Legal Significance

The Cassel decision forces clients who participate in mediation to surrender any subsequent claims of legal malpractice against their attorneys.  This strict result both removes the client’s power to revoke confidentiality without his attorney’s consent  and fails to address whether the statute will continue to encourage the candid and efficient resolution of disputes that the Legislature intended.

Notwithstanding its holding, the majority hinted that the Legislature should carve out a statutory exception for malpractice claims arising from mediation by alluding to its disapproval of the rule;  the concurring opinion expressed clear discontent.  While Cassel may be detrimental to clients involved in mediation, the Legislature will likely soon address the court’s suggestion that attorney-client communications may be used in a malpractice claim  by carving out a statutory exception to the mediation confidentiality rules.

Chapman Law Review selected these cases primarily for their legal significance.

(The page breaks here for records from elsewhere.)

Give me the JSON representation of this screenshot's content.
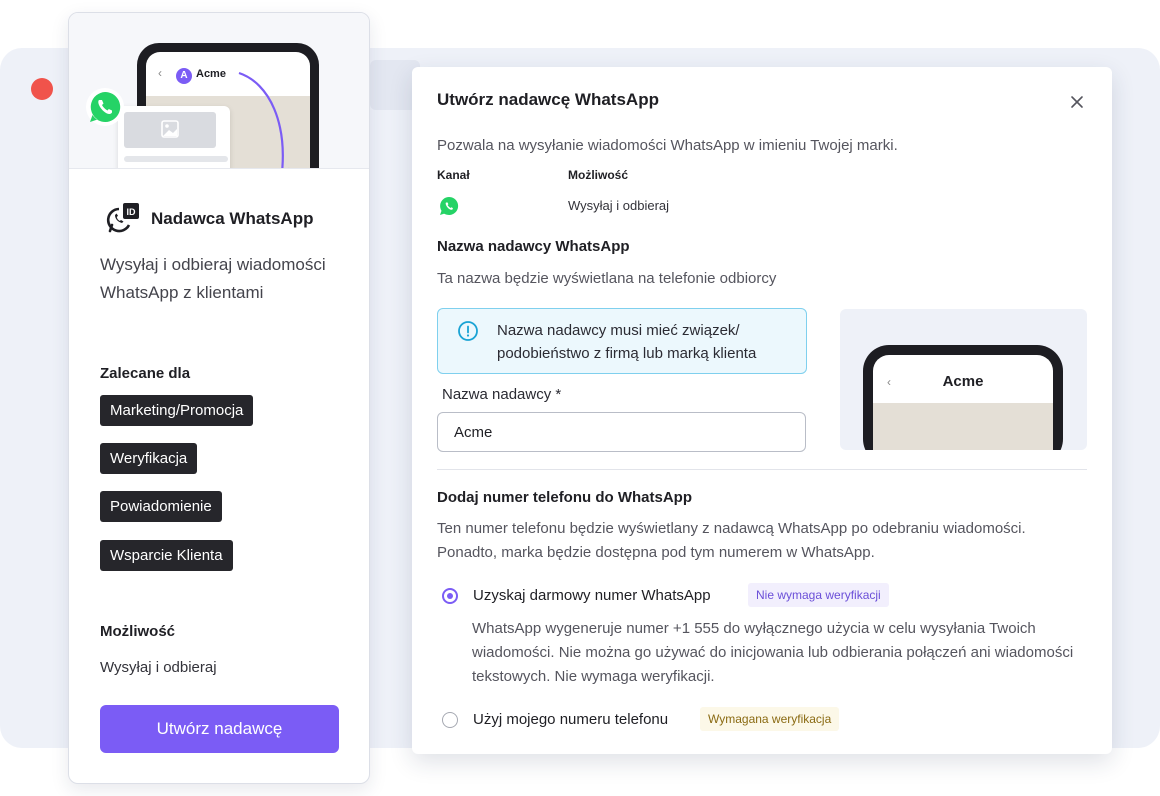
{
  "colors": {
    "accent": "#7b5cf5",
    "whatsapp_green": "#25d366",
    "tag_bg": "#26262b",
    "info_border": "#7fd0ee",
    "window_red": "#f0534b"
  },
  "left_card": {
    "hero": {
      "phone_contact": "Acme",
      "avatar_letter": "A"
    },
    "brand_icon_text": "ID",
    "title": "Nadawca WhatsApp",
    "description": "Wysyłaj i odbieraj wiadomości WhatsApp z klientami",
    "recommended_heading": "Zalecane dla",
    "tags": [
      "Marketing/Promocja",
      "Weryfikacja",
      "Powiadomienie",
      "Wsparcie Klienta"
    ],
    "capability_heading": "Możliwość",
    "capability_value": "Wysyłaj i odbieraj",
    "create_button": "Utwórz nadawcę"
  },
  "modal": {
    "title": "Utwórz nadawcę WhatsApp",
    "close_icon": "close-icon",
    "intro": "Pozwala na wysyłanie wiadomości WhatsApp w imieniu Twojej marki.",
    "table": {
      "channel_header": "Kanał",
      "capability_header": "Możliwość",
      "channel_icon": "whatsapp-icon",
      "capability_value": "Wysyłaj i odbieraj"
    },
    "sender_section": {
      "heading": "Nazwa nadawcy WhatsApp",
      "subtext": "Ta nazwa będzie wyświetlana na telefonie odbiorcy",
      "info": "Nazwa nadawcy musi mieć związek/ podobieństwo z firmą lub marką klienta",
      "field_label": "Nazwa nadawcy *",
      "field_value": "Acme",
      "preview_title": "Acme"
    },
    "phone_section": {
      "heading": "Dodaj numer telefonu do WhatsApp",
      "description": "Ten numer telefonu będzie wyświetlany z nadawcą WhatsApp po odebraniu wiadomości. Ponadto, marka będzie dostępna pod tym numerem w WhatsApp.",
      "options": [
        {
          "label": "Uzyskaj darmowy numer WhatsApp",
          "badge": "Nie wymaga weryfikacji",
          "selected": true,
          "description": "WhatsApp wygeneruje numer +1 555 do wyłącznego użycia w celu wysyłania Twoich wiadomości. Nie można go używać do inicjowania lub odbierania połączeń ani wiadomości tekstowych. Nie wymaga weryfikacji."
        },
        {
          "label": "Użyj mojego numeru telefonu",
          "badge": "Wymagana weryfikacja",
          "selected": false
        }
      ]
    }
  }
}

These cases are not exhaustive of the cases decided by the California Supreme Court during this period.
Cassel v. Superior Court, 244 P.3d 1080, 1084 (Cal. 2011) .
Id. at 1084-85.
Id. at 1085.
Id.
Id.
Id.
Id. at 1084.
Id. at 1085.
Id.
Id.
Id. at 1084.
Id.
Id. at 1083.
Id. at 1083 (citing Cal. Evid. Code §1119(a)-(c) (West 2011)).
Id.
Id. at 1087.
Id.
Id. at 1087-88.
Id. at 1084.
Id.
Id. at 1088.
Id.
Id. at 1092.
Id.
Id.
Id. (citing Cal. Evid. Code §1119(c) (West 2011)).
Id. at 1094.
Id. at 1095.
Id. at 1097-98 (Chin, J., concurring).
Id.
Id. at 1094.
Id. at 1093 n.9.
Id. at 1096.
Id. at 1098 (Chin, J., concurring).
Id.